The United States Supreme Court issued a ruling on Monday invalidating a Louisiana law that sought to put tough restrictions on abortion clinics, threatening access to the procedure for thousands of individuals in the state.
The 5-4 decision from the Court fell along mostly partisan lines, with a single conservative member of the bench, Chief Justice John Roberts, joining the four liberal justices in overturning the measure that was passed in the state in 2014.
The law would have required doctors performing abortions to have admitting privileges at a hospital within 30 miles of their clinics. It mirrored a similar measure that was passed in Texas years prior, which was itself invalidated by the Supreme Court in 2016.
Louisiana currently only has four abortion clinics in the state. Had the law remained in place, doctors arguing against it said, it would have allowed just one abortion clinic to remain, to serve the more than 10,000 patients in the state who seek an abortion annually.
The ruling from the majority largely focused on the fact that the Supreme Court had already ruled on the issue four years ago.
“This case is similar to, nearly identical with, Whole Woman’s Health,” the Court’s decision surrounding the Texas law, Justice Stephen Breyer wrote in the liberal bloc’s opinion of the case. “And the law must consequently reach a similar conclusion.”
Similarly, Roberts, who penned his own opinion, relied on precedent in his decision to join with the liberals, though he recognized in the 2016 case he had been on the other side of the issue.
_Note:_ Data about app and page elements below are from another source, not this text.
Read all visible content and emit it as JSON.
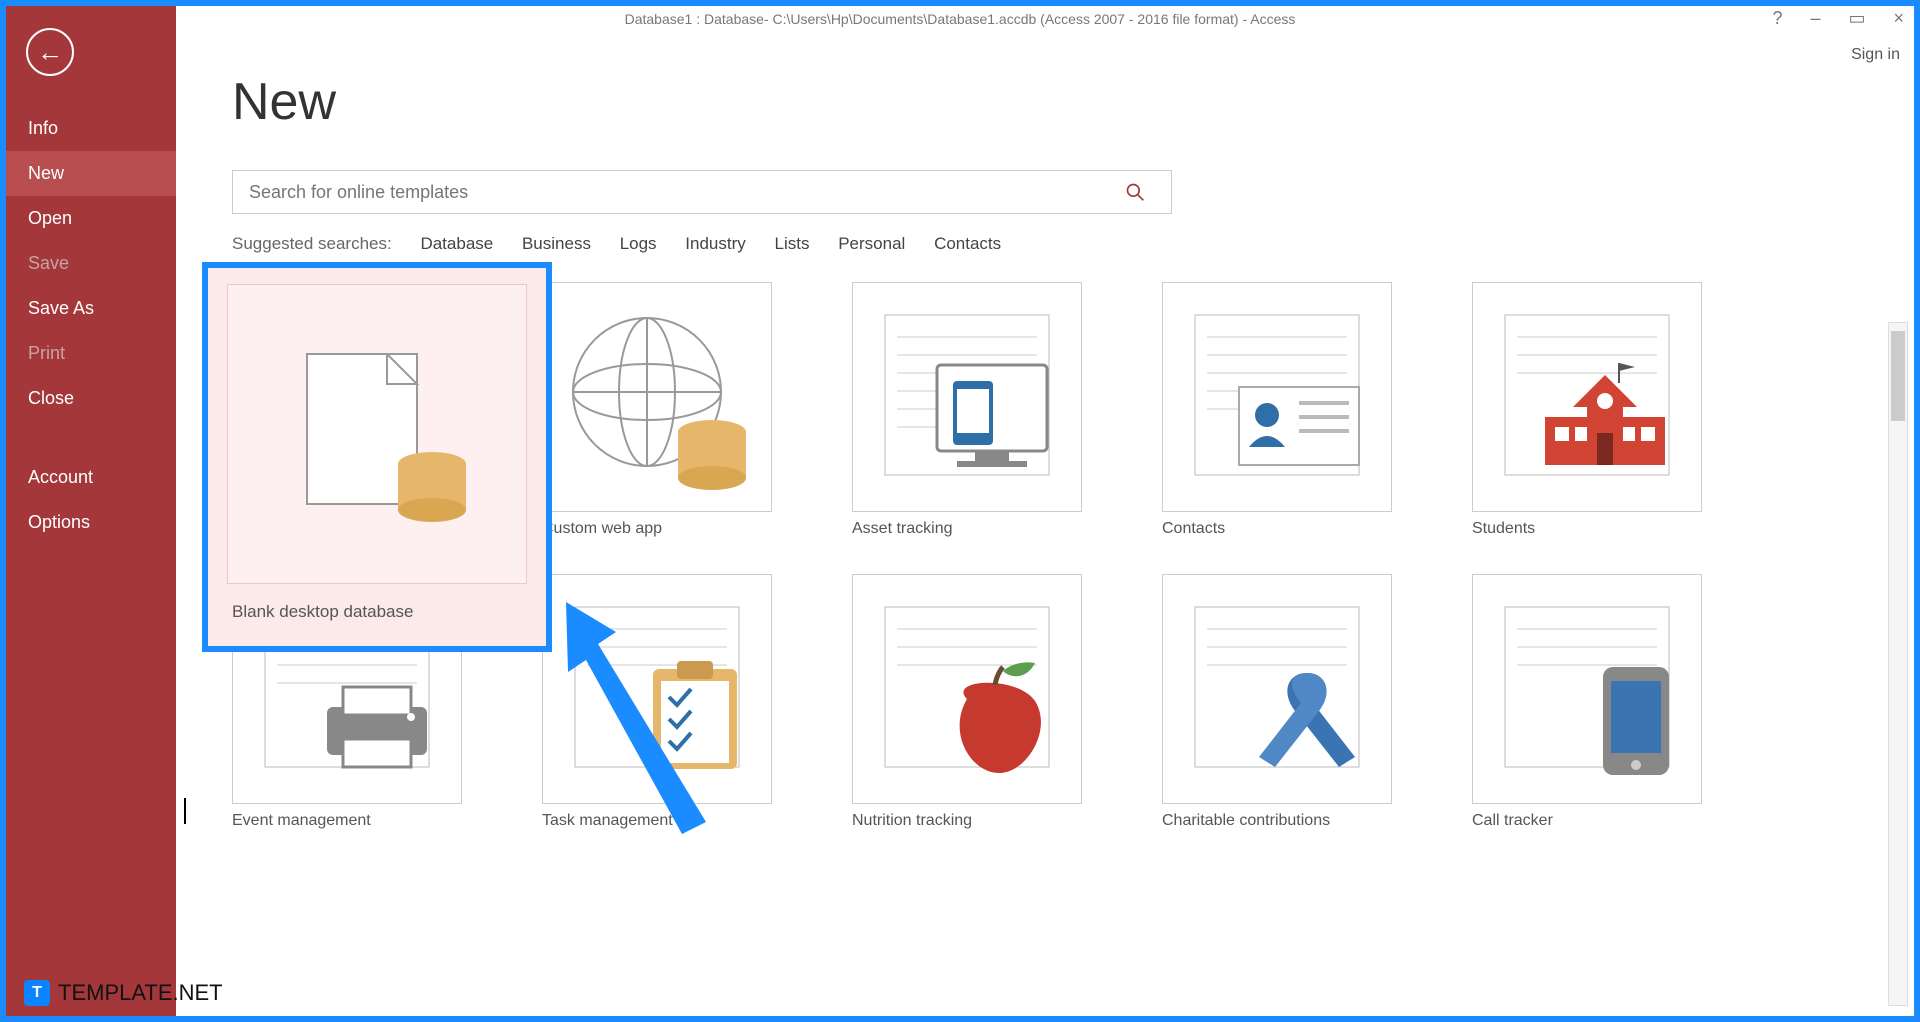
{
  "titlebar": {
    "title": "Database1 : Database- C:\\Users\\Hp\\Documents\\Database1.accdb (Access 2007 - 2016 file format) - Access"
  },
  "window_controls": {
    "help": "?",
    "minimize": "–",
    "maximize": "▭",
    "close": "×"
  },
  "signin": {
    "label": "Sign in"
  },
  "sidebar": {
    "items": [
      {
        "label": "Info",
        "active": false,
        "disabled": false
      },
      {
        "label": "New",
        "active": true,
        "disabled": false
      },
      {
        "label": "Open",
        "active": false,
        "disabled": false
      },
      {
        "label": "Save",
        "active": false,
        "disabled": true
      },
      {
        "label": "Save As",
        "active": false,
        "disabled": false
      },
      {
        "label": "Print",
        "active": false,
        "disabled": true
      },
      {
        "label": "Close",
        "active": false,
        "disabled": false
      },
      {
        "label": "Account",
        "active": false,
        "disabled": false
      },
      {
        "label": "Options",
        "active": false,
        "disabled": false
      }
    ]
  },
  "page": {
    "title": "New"
  },
  "search": {
    "placeholder": "Search for online templates"
  },
  "suggested": {
    "label": "Suggested searches:",
    "items": [
      "Database",
      "Business",
      "Logs",
      "Industry",
      "Lists",
      "Personal",
      "Contacts"
    ]
  },
  "templates": [
    {
      "label": "Blank desktop database",
      "highlighted": true
    },
    {
      "label": "Custom web app",
      "highlighted": false
    },
    {
      "label": "Asset tracking",
      "highlighted": false
    },
    {
      "label": "Contacts",
      "highlighted": false
    },
    {
      "label": "Students",
      "highlighted": false
    },
    {
      "label": "Event management",
      "highlighted": false
    },
    {
      "label": "Task management",
      "highlighted": false
    },
    {
      "label": "Nutrition tracking",
      "highlighted": false
    },
    {
      "label": "Charitable contributions",
      "highlighted": false
    },
    {
      "label": "Call tracker",
      "highlighted": false
    }
  ],
  "watermark": {
    "text": "TEMPLATE.NET",
    "badge": "T"
  },
  "colors": {
    "accent": "#a4373a",
    "highlight": "#1a8cff"
  }
}
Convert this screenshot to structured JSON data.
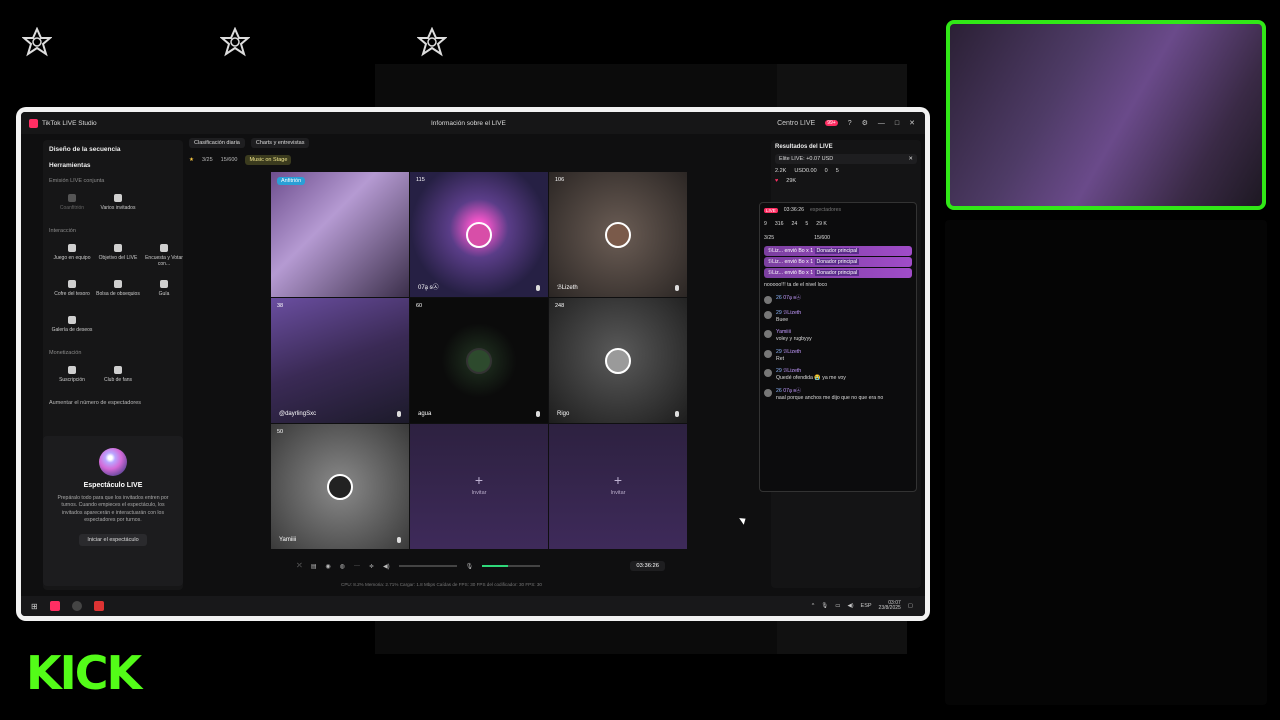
{
  "overlay": {
    "icons": [
      "star-badge-icon",
      "star-badge-icon",
      "star-badge-icon"
    ],
    "logo": "KICK",
    "logo_color": "#53fc18",
    "cam_border_color": "#31e817"
  },
  "window": {
    "app_title": "TikTok LIVE Studio",
    "center_title": "Información sobre el LIVE",
    "live_center": "Centro LIVE",
    "notif_badge": "99+"
  },
  "sidebar": {
    "scene_design": "Diseño de la secuencia",
    "tools_title": "Herramientas",
    "sec_joint": "Emisión LIVE conjunta",
    "joint_tools": [
      "Coanfitrión",
      "Varios invitados"
    ],
    "sec_interaction": "Interacción",
    "interaction_tools": [
      "Juego en equipo",
      "Objetivo del LIVE",
      "Encuesta y Votar con...",
      "Cofre del tesoro",
      "Bolsa de obsequios",
      "Guía",
      "Galería de deseos"
    ],
    "sec_monetization": "Monetización",
    "monetization_tools": [
      "Suscripción",
      "Club de fans"
    ],
    "increase_viewers": "Aumentar el número de espectadores",
    "show": {
      "title": "Espectáculo LIVE",
      "desc": "Prepáralo todo para que los invitados entren por turnos. Cuando empieces el espectáculo, los invitados aparecerán e interactuarán con los espectadores por turnos.",
      "button": "Iniciar el espectáculo"
    }
  },
  "center": {
    "tabs": [
      "Clasificación diaria",
      "Charts y entrevistas"
    ],
    "stat_left": "3/25",
    "stat_mid": "15/600",
    "music": "Music on Stage"
  },
  "tiles": [
    {
      "tag": "Anfitrión",
      "count": "",
      "name": ""
    },
    {
      "tag": "",
      "count": "115",
      "name": "07ḁ ᵴ㉦"
    },
    {
      "tag": "",
      "count": "106",
      "name": "ℬLizeth"
    },
    {
      "tag": "",
      "count": "38",
      "name": "@dayrlingSxc"
    },
    {
      "tag": "",
      "count": "60",
      "name": "agua"
    },
    {
      "tag": "",
      "count": "248",
      "name": "Rigo"
    },
    {
      "tag": "",
      "count": "50",
      "name": "Yamiiii"
    }
  ],
  "invite_label": "Invitar",
  "controls": {
    "timer": "03:36:26"
  },
  "status_line": "CPU: 8.2%   Memoria: 2.71%   Cargar: 1.8 Mbps   Caídas de FPS: 30   FPS del codificador: 30   FPS: 30",
  "results": {
    "title": "Resultados del LIVE",
    "elite": "Elite LIVE: +0.07 USD",
    "kpis": [
      "2.2K",
      "USD0.00",
      "0",
      "5"
    ],
    "likes": "29K"
  },
  "chat": {
    "live_tag": "LIVE",
    "timer": "03:36:26",
    "viewers_label": "espectadores",
    "row1": [
      "9",
      "316",
      "24",
      "5",
      "29 K"
    ],
    "mini": [
      "3/25",
      "15/600"
    ],
    "gifts": [
      {
        "user": "ℬLiz...",
        "text": "envió Bo",
        "x": "x 1",
        "tag": "Donador principal"
      },
      {
        "user": "ℬLiz...",
        "text": "envió Bo",
        "x": "x 1",
        "tag": "Donador principal"
      },
      {
        "user": "ℬLiz...",
        "text": "envió Bo",
        "x": "x 1",
        "tag": "Donador principal"
      }
    ],
    "messages": [
      {
        "lvl": "",
        "user": "",
        "text": "nooooo!!! ta de el nivel loco"
      },
      {
        "lvl": "26",
        "user": "07ḁ ᵴ㉦",
        "text": ""
      },
      {
        "lvl": "29",
        "user": "ℬLizeth",
        "text": "Buee"
      },
      {
        "lvl": "",
        "user": "Yamiiii",
        "text": "voley y rugbyyy"
      },
      {
        "lvl": "29",
        "user": "ℬLizeth",
        "text": "Ret"
      },
      {
        "lvl": "29",
        "user": "ℬLizeth",
        "text": "Quedé ofendida 😭 ya me voy"
      },
      {
        "lvl": "26",
        "user": "07ḁ ᵴ㉦",
        "text": "naal porque anchos me dijo que no que era no"
      }
    ]
  },
  "taskbar": {
    "lang": "ESP",
    "time": "03:07",
    "date": "23/8/2025"
  }
}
“I joined the dissent in Whole Woman’s Health and continue to believe that the case was wrongly decided. The question today, however, is not whether Whole Woman’s Health was right or wrong, but whether to adhere to it in deciding the present case,” Roberts wrote.
“The legal doctrine of stare decisis requires us, absent special circumstances, to treat like cases alike,” Roberts went on to say. “The Louisiana law imposes a burden on access to abortion just as severe as that imposed by the Texas law, for the same reasons. Therefore, Louisiana’s law cannot stand under our precedents.”
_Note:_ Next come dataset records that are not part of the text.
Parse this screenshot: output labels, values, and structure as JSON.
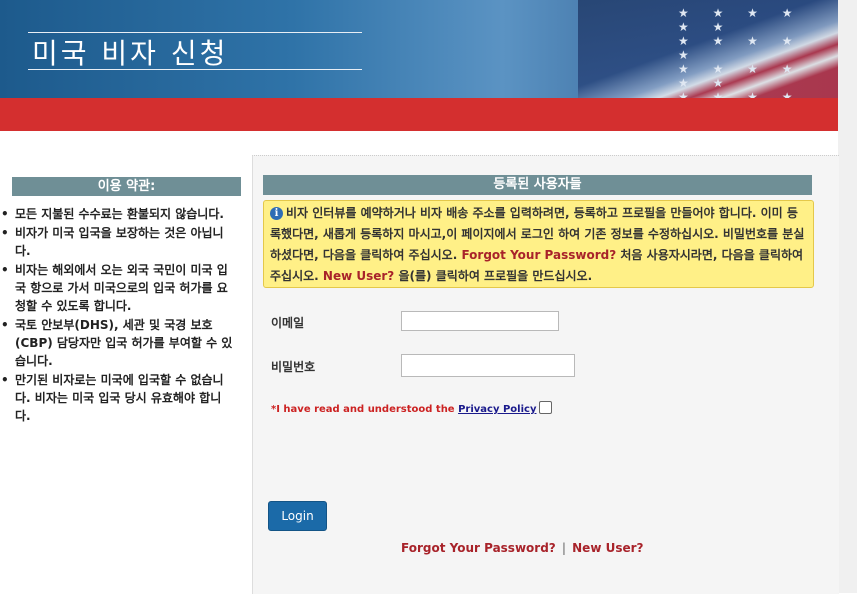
{
  "header": {
    "title": "미국 비자 신청"
  },
  "sidebar": {
    "heading": "이용 약관:",
    "terms": [
      "모든 지불된 수수료는 환불되지 않습니다.",
      "비자가 미국 입국을 보장하는 것은 아닙니다.",
      "비자는 해외에서 오는 외국 국민이 미국 입국 항으로 가서 미국으로의 입국 허가를 요청할 수 있도록 합니다.",
      "국토 안보부(DHS), 세관 및 국경 보호(CBP) 담당자만 입국 허가를 부여할 수 있습니다.",
      "만기된 비자로는 미국에 입국할 수 없습니다. 비자는 미국 입국 당시 유효해야 합니다."
    ]
  },
  "main": {
    "heading": "등록된 사용자들",
    "notice": {
      "icon": "info-icon",
      "text1": "비자 인터뷰를 예약하거나 비자 배송 주소를 입력하려면, 등록하고 프로필을 만들어야 합니다. 이미 등록했다면, 새롭게 등록하지 마시고,이 페이지에서 로그인 하여 기존 정보를 수정하십시오. 비밀번호를 분실하셨다면, 다음을 클릭하여 주십시오.",
      "forgot_link": "Forgot Your Password?",
      "text2": "처음 사용자시라면, 다음을 클릭하여 주십시오.",
      "newuser_link": "New User?",
      "text3": "을(를) 클릭하여 프로필을 만드십시오."
    },
    "email_label": "이메일",
    "email_value": "",
    "password_label": "비밀번호",
    "password_value": "",
    "policy_text": "*I have read and understood the",
    "policy_link": "Privacy Policy",
    "login_label": "Login",
    "bottom_forgot": "Forgot Your Password?",
    "bottom_separator": "|",
    "bottom_newuser": "New User?"
  },
  "colors": {
    "banner_blue": "#2f73a8",
    "red_bar": "#d42f2f",
    "header_teal": "#6f8f96",
    "notice_yellow": "#fff087",
    "link_red": "#a8232a",
    "button_blue": "#1b6aa8"
  }
}
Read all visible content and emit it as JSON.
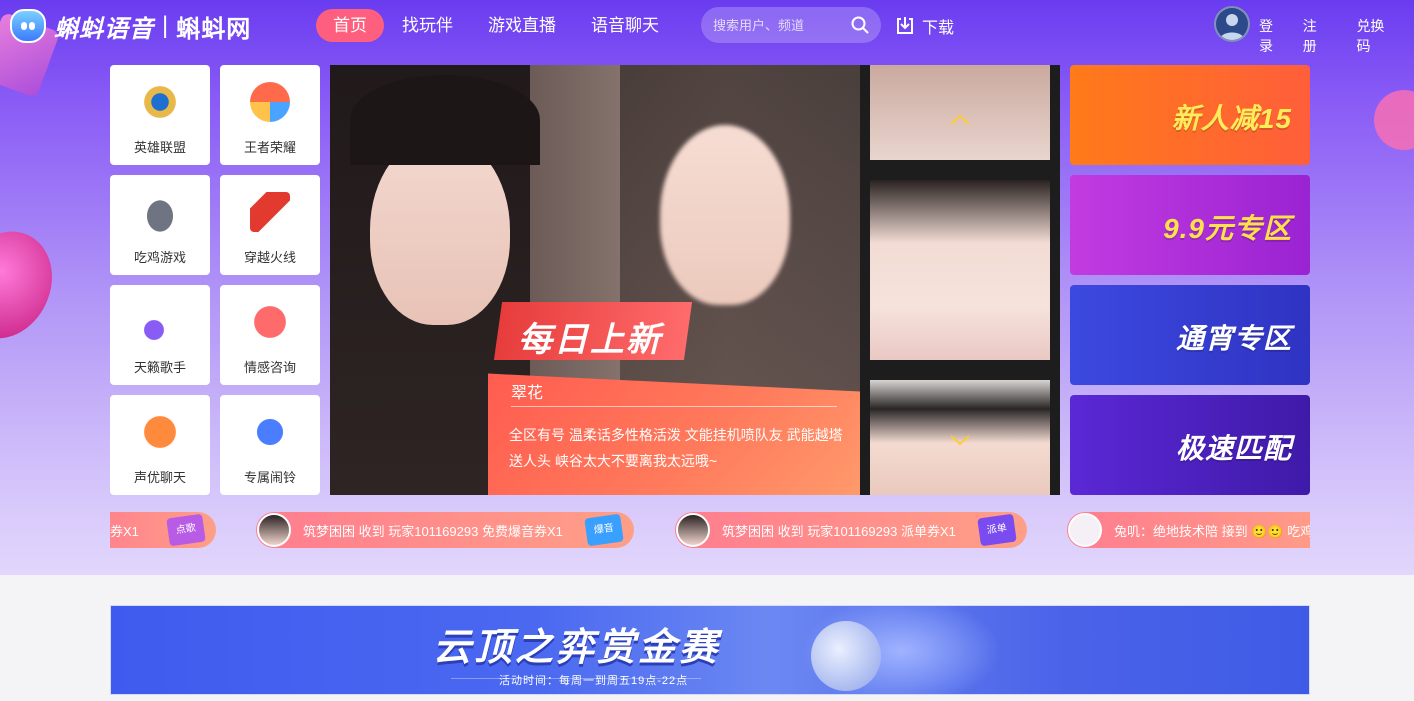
{
  "header": {
    "logo_text": "蝌蚪语音",
    "logo_sep": "|",
    "logo_text2": "蝌蚪网",
    "nav": [
      {
        "label": "首页",
        "active": true
      },
      {
        "label": "找玩伴",
        "active": false
      },
      {
        "label": "游戏直播",
        "active": false
      },
      {
        "label": "语音聊天",
        "active": false
      }
    ],
    "search_placeholder": "搜索用户、频道",
    "download_label": "下载",
    "login_label": "登录",
    "register_label": "注册",
    "redeem_label": "兑换码"
  },
  "games": [
    {
      "label": "英雄联盟",
      "icon": "league-of-legends-icon"
    },
    {
      "label": "王者荣耀",
      "icon": "honor-of-kings-icon"
    },
    {
      "label": "吃鸡游戏",
      "icon": "helmet-icon"
    },
    {
      "label": "穿越火线",
      "icon": "crossfire-icon"
    },
    {
      "label": "天籁歌手",
      "icon": "music-note-icon"
    },
    {
      "label": "情感咨询",
      "icon": "heart-pulse-icon"
    },
    {
      "label": "声优聊天",
      "icon": "voice-bubble-icon"
    },
    {
      "label": "专属闹铃",
      "icon": "alarm-bell-icon"
    }
  ],
  "main_banner": {
    "tag": "每日上新",
    "name": "翠花",
    "description": "全区有号 温柔话多性格活泼 文能挂机喷队友 武能越塔送人头 峡谷太大不要离我太远哦~"
  },
  "promos": [
    {
      "label": "新人减15",
      "color": "#ff6a2c"
    },
    {
      "label": "9.9元专区",
      "color": "#b32ed6"
    },
    {
      "label": "通宵专区",
      "color": "#3a3fd4"
    },
    {
      "label": "极速匹配",
      "color": "#5a1fcf"
    }
  ],
  "ticker": [
    {
      "text": "券X1",
      "badge": "点歌"
    },
    {
      "text": "筑梦困困 收到 玩家101169293 免费爆音券X1",
      "badge": "爆音"
    },
    {
      "text": "筑梦困困 收到 玩家101169293 派单券X1",
      "badge": "派单"
    },
    {
      "text": "兔叽：绝地技术陪 接到 🙂🙂 吃鸡",
      "badge": ""
    }
  ],
  "event_banner": {
    "title": "云顶之弈赏金赛",
    "subtitle": "活动时间：每周一到周五19点-22点"
  }
}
The ruling is the first abortion rights decision to be made that includes Justices Brett Kavanaugh and Neil Gorsuch, two members of the Supreme Court appointed by President Donald Trump. Both sided with the conservative bloc of dissenting justices.
Perhaps recognizing the slim margin by which this law was ruled unconstitutional, several abortion rights’ groups voiced concern about what future Supreme Court rulings might entail on the issue. Nancy Northup, president and CEO of The Center for Reproductive Rights, the law firm that challenged the law, told CBS News that there was more work to be done.
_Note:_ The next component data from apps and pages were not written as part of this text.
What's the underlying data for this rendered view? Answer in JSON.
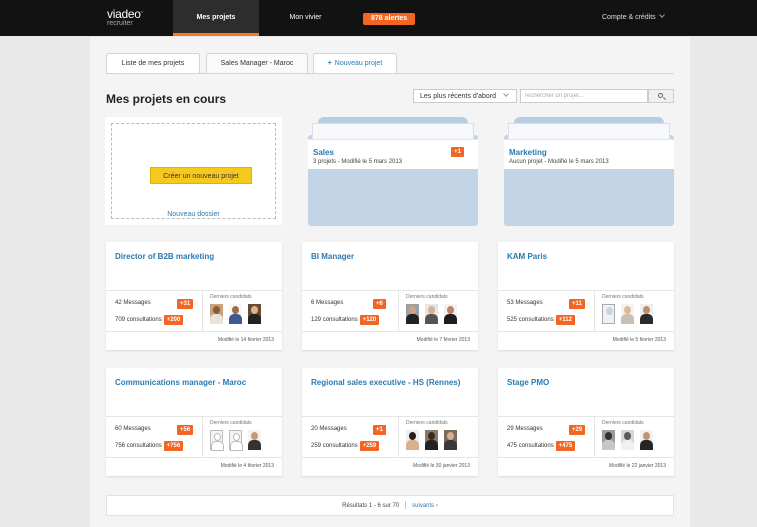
{
  "header": {
    "logo": "viadeo",
    "logo_sub": "recruiter",
    "nav_active": "Mes projets",
    "nav_vivier": "Mon vivier",
    "alerts": "878 alertes",
    "account": "Compte & crédits"
  },
  "tabs": {
    "list": "Liste de mes projets",
    "sales_manager": "Sales Manager - Maroc",
    "new_project": "Nouveau projet"
  },
  "main": {
    "title": "Mes projets en cours",
    "sort_value": "Les plus récents d'abord",
    "search_placeholder": "rechercher un projet..."
  },
  "newbox": {
    "create": "Créer un nouveau projet",
    "new_folder": "Nouveau dossier"
  },
  "folders": [
    {
      "title": "Sales",
      "meta": "3 projets - Modifié le 5 mars 2013",
      "badge": "+1"
    },
    {
      "title": "Marketing",
      "meta": "Aucun projet - Modifié le 5 mars 2013",
      "badge": ""
    }
  ],
  "labels": {
    "messages": "Messages",
    "consultations": "consultations",
    "candidates": "Derniers candidats"
  },
  "projects": [
    {
      "title": "Director of B2B marketing",
      "messages": "42",
      "msg_badge": "+31",
      "consultations": "709",
      "cons_badge": "+200",
      "modified": "Modifié le 14 février 2013"
    },
    {
      "title": "BI Manager",
      "messages": "6",
      "msg_badge": "+6",
      "consultations": "129",
      "cons_badge": "+120",
      "modified": "Modifié le 7 février 2013"
    },
    {
      "title": "KAM Paris",
      "messages": "53",
      "msg_badge": "+11",
      "consultations": "525",
      "cons_badge": "+112",
      "modified": "Modifié le 5 février 2013"
    },
    {
      "title": "Communications manager - Maroc",
      "messages": "60",
      "msg_badge": "+56",
      "consultations": "756",
      "cons_badge": "+756",
      "modified": "Modifié le 4 février 2013"
    },
    {
      "title": "Regional sales executive - HS (Rennes)",
      "messages": "20",
      "msg_badge": "+1",
      "consultations": "259",
      "cons_badge": "+259",
      "modified": "Modifié le 30 janvier 2013"
    },
    {
      "title": "Stage PMO",
      "messages": "29",
      "msg_badge": "+29",
      "consultations": "475",
      "cons_badge": "+475",
      "modified": "Modifié le 22 janvier 2013"
    }
  ],
  "pager": {
    "results": "Résultats 1 - 6 sur 70",
    "next": "suivants ›"
  }
}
“We’re relieved that the Louisiana law has been blocked today but we’re concerned about tomorrow,” Northup said. “[T]he Court’s decision could embolden states to pass even more restrictive laws when clarity is needed if abortion rights are to be protected.”
Planned Parenthood President and CEO Alexis McGill Johnson voiced similar concerns on social media.
“While today was a win, reproductive freedom for too many is *still* on the line, and some politicians will continue to do everything they can to take control of our bodies, lives, and futures. Enough is enough,” McGill Johnson tweeted.
Indeed, freelance writer Katie Klabusich, writing for Truthout in January, expounded on how a “win” for the pro-choice movement on this case could ultimately be a shortlived one.
“Whatever happens in the month of June when the decision on the June Medical case is announced, experts are planning tempered reactions — not just because of the ideological shift on the court since Whole Woman’s Health, but also because the opportunity to hear the next abortion case is never far off,” Klabusich said of the case. “And the Trump-era appointments have provided all the ingredients that … would be needed to nullify Roe.”